Then we got dumped with 20 cm. Sunday into Monday morning.
So why do I worry?
- Getting it cleared out, obviously.
- Being able to get around for errands, meetings and to see friends and family. That includes public transit, some of which can’t seem to handle even small amounts of snow (like the buses in my area).
- Connected to the above, there is the risk of falling in slush, ice (when that snow freezes over), etc. I’ve already fallen on ice once this year, although before the big snowstorm. Luckily my thick coat saved me from injury.

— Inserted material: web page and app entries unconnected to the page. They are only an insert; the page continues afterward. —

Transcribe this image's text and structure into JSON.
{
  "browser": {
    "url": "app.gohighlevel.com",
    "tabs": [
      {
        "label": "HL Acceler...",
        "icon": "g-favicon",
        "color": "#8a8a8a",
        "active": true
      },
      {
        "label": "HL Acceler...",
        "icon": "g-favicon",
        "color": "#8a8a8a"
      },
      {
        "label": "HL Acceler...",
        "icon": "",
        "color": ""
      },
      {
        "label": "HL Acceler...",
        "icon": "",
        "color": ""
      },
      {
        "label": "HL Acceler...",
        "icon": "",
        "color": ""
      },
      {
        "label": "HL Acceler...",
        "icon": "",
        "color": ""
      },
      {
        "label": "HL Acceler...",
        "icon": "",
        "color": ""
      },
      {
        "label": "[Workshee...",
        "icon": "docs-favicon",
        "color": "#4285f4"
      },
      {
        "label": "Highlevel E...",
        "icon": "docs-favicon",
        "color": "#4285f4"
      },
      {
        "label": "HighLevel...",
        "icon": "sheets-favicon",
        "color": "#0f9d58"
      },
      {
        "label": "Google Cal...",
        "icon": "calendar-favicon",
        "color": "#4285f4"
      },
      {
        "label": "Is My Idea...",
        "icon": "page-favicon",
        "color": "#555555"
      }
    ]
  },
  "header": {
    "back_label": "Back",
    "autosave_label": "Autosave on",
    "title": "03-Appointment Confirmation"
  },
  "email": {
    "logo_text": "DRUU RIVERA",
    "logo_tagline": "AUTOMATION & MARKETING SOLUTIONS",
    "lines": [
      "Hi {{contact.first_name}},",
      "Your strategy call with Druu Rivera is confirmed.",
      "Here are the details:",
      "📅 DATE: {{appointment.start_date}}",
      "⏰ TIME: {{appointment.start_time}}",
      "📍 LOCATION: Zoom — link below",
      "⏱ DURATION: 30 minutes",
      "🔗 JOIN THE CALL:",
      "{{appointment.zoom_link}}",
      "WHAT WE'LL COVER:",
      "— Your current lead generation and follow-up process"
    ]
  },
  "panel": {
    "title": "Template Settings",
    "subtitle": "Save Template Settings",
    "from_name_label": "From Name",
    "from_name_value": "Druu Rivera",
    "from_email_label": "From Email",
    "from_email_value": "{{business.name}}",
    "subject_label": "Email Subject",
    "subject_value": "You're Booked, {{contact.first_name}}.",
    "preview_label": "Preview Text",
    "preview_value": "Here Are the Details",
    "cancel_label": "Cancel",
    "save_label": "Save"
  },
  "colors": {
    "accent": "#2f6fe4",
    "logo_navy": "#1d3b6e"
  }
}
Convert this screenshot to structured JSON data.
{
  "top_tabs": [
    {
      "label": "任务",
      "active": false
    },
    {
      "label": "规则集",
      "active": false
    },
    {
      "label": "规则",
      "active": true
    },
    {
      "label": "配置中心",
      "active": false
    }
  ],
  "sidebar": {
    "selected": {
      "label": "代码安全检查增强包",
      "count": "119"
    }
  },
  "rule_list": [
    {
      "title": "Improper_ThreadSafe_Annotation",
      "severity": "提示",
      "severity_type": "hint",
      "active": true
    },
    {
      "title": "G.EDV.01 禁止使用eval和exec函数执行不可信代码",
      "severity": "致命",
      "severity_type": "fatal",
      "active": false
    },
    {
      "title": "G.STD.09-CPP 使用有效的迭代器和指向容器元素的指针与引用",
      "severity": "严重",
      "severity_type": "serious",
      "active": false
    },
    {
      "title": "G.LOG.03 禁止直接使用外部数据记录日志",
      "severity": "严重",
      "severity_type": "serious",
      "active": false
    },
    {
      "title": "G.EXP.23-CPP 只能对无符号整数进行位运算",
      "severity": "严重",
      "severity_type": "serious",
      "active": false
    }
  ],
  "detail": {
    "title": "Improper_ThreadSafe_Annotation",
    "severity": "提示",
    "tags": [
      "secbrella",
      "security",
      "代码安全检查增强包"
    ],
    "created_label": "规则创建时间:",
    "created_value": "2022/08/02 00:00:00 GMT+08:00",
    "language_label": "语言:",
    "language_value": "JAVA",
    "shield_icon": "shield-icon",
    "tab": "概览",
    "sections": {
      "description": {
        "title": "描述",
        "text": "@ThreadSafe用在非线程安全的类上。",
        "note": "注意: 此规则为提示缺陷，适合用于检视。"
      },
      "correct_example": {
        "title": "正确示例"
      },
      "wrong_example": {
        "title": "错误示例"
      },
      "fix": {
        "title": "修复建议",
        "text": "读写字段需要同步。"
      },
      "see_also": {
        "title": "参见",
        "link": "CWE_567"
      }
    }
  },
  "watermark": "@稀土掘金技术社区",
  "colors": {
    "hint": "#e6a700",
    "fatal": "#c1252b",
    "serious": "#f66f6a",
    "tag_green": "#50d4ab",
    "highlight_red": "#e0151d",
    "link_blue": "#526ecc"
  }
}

- The snow ploughs cometh and park the ploughed snow in inconvenient places. I have to keep an eye on where so they don’t cover up the cache basins in case of…see No. 5 below. And yesterday a big road plough backed up and hit a car behind it. I didn’t see that but I sure heard the woman yelling at the plough driver. I was backing her 100 per cent.
- The inevitable meltdown (of the snow, not me), which will probably include some rain somewhere down the road and then I have to worry about water getting into my basement. Why? The ground is frozen; there is a lot of snow on the ground, and when rain falls on it, it can’t all get absorbed into the ground. The evestroughs and downspouts are filled with ice and get blocked. Often we get a snow and rain mix (one after the other) to make it even worse. With the little snow we had up to Sunday and slow melts in the sun, even some rain would not have poured water into my basement.
- When accompanied by high winds, there is the worry of fallen trees, fallen tree branches, fallen utility wires, and power outages.
Although I see no beauty in snow, I was glad last evening after dark when I saw three boys around 12 or 13 throwing snowballs at each other from the snow piled up by the snow ploughs. At least they weren’t indoors on the computer. However, I was not outside, but looking out the window in my front door.
Remember, snow is a four-letter word.
Shovels up or should that be down?
Sharon A. Crawford
Only Child Writes